┌────────
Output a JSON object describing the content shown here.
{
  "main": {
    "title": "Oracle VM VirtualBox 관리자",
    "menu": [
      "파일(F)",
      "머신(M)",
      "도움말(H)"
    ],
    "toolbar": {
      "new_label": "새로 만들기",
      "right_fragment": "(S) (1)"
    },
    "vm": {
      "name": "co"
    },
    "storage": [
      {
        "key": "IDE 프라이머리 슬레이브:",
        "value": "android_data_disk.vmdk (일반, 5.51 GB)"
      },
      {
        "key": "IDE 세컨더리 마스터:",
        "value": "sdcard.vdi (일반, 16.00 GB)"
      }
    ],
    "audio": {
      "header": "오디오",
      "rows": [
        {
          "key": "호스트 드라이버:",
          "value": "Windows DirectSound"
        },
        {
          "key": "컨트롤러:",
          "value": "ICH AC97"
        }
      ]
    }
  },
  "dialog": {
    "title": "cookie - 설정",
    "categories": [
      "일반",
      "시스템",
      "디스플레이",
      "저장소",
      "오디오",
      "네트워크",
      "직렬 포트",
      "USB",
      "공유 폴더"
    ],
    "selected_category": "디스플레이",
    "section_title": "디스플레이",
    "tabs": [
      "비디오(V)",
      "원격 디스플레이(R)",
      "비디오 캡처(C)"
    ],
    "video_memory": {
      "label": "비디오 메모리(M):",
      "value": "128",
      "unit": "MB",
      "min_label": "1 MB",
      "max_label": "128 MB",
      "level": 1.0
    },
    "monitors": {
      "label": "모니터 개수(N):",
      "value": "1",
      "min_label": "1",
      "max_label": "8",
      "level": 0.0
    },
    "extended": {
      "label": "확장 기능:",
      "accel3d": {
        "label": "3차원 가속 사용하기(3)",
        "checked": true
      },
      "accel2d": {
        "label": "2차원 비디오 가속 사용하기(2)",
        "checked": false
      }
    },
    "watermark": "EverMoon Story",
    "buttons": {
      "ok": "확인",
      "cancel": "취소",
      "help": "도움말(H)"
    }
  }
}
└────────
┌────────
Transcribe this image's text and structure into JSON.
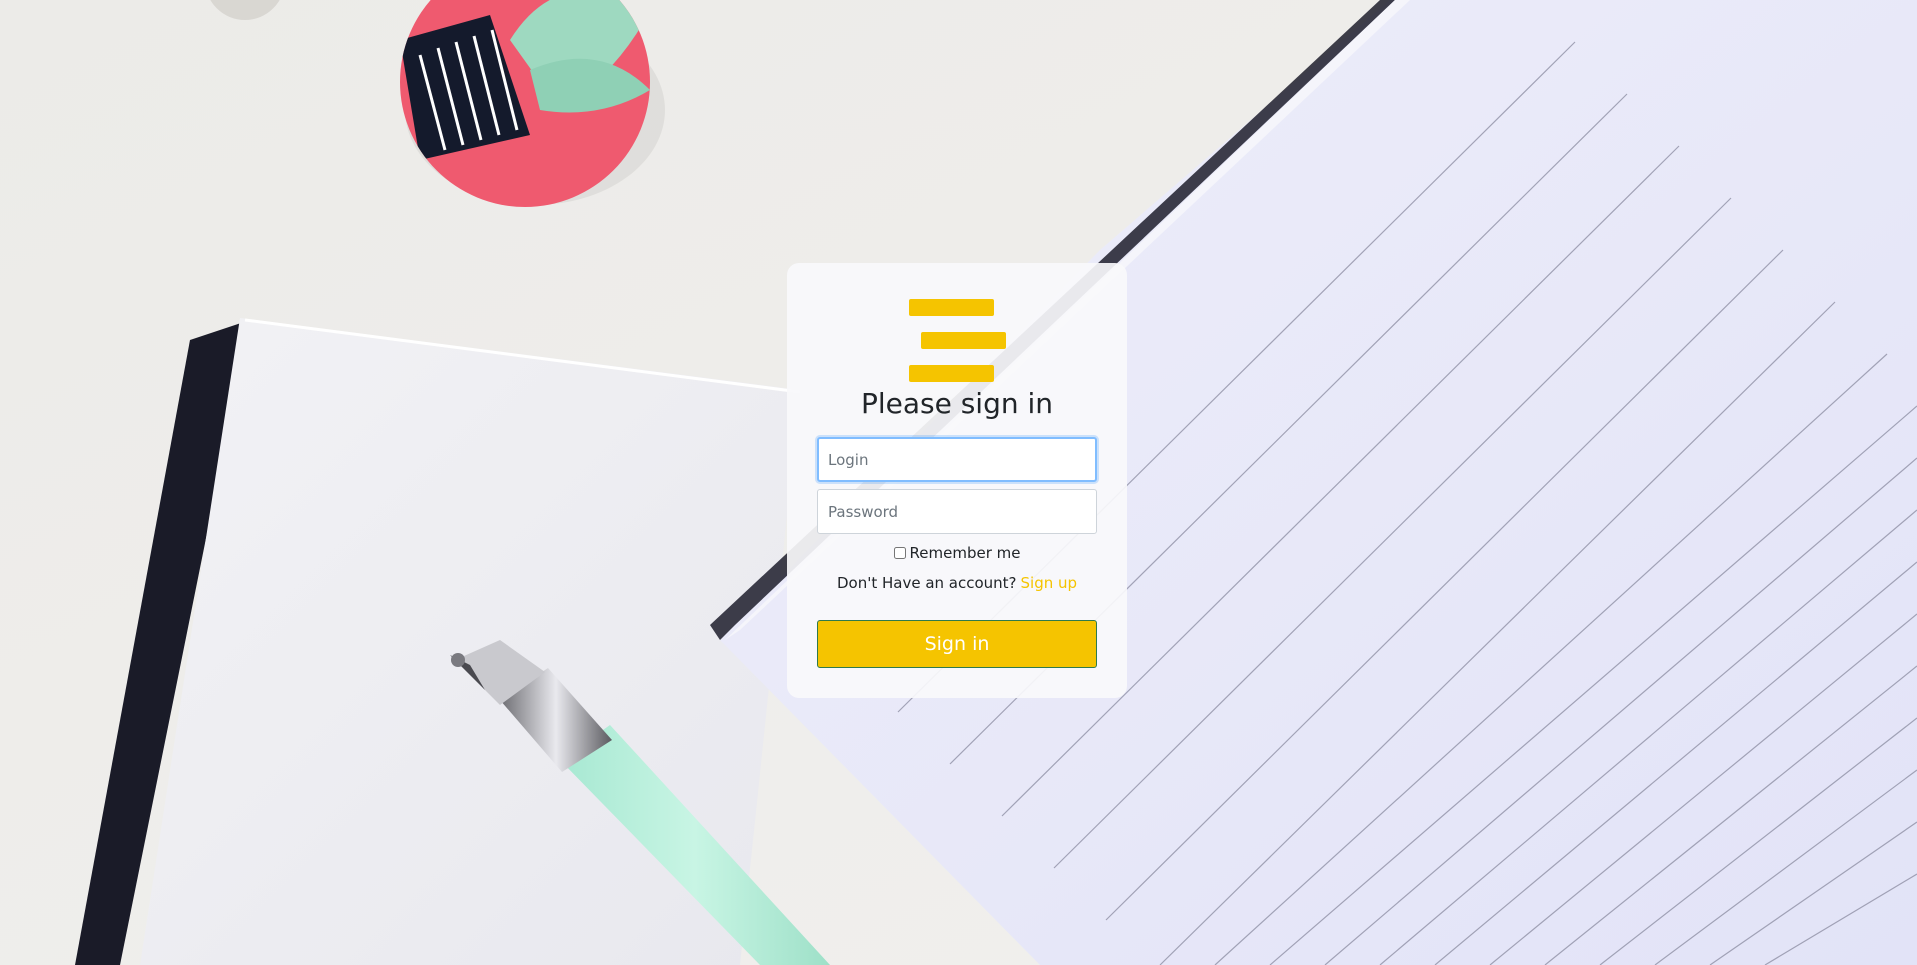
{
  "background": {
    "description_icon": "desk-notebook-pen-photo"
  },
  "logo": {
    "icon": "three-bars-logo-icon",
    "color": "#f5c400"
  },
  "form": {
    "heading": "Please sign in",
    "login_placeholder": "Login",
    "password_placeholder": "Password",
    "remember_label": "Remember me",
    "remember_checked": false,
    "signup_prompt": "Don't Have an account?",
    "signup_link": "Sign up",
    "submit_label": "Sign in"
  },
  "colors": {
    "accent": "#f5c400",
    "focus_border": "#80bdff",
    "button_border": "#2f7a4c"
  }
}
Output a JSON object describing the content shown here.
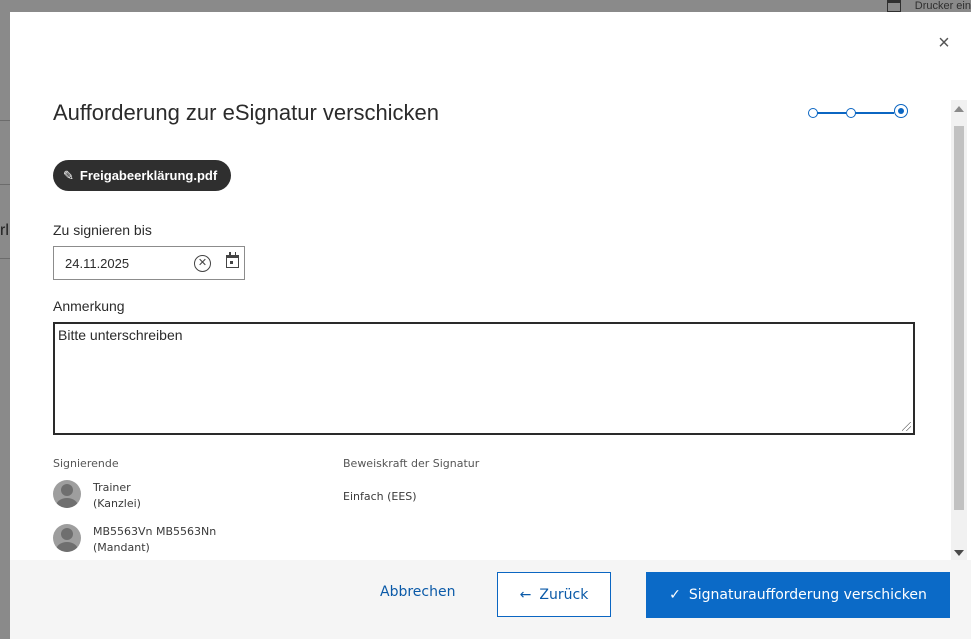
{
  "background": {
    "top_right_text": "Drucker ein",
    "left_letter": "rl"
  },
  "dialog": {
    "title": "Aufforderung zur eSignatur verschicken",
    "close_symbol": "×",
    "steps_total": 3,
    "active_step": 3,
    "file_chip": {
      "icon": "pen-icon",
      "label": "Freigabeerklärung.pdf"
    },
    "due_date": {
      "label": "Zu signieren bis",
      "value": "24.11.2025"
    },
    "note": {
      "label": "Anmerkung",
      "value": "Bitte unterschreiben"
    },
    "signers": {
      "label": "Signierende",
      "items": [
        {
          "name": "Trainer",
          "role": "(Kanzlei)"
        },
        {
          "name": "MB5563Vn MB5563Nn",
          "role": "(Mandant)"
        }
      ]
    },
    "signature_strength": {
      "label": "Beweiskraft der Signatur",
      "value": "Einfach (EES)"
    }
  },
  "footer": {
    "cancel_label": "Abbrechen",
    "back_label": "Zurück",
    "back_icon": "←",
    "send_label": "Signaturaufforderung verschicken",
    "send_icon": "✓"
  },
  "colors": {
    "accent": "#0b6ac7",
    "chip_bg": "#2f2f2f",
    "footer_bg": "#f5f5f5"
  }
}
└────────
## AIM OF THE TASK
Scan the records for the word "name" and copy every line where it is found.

## TASK OUTPUT
      "name": "co"
          "name": "Trainer",
          "name": "MB5563Vn MB5563Nn",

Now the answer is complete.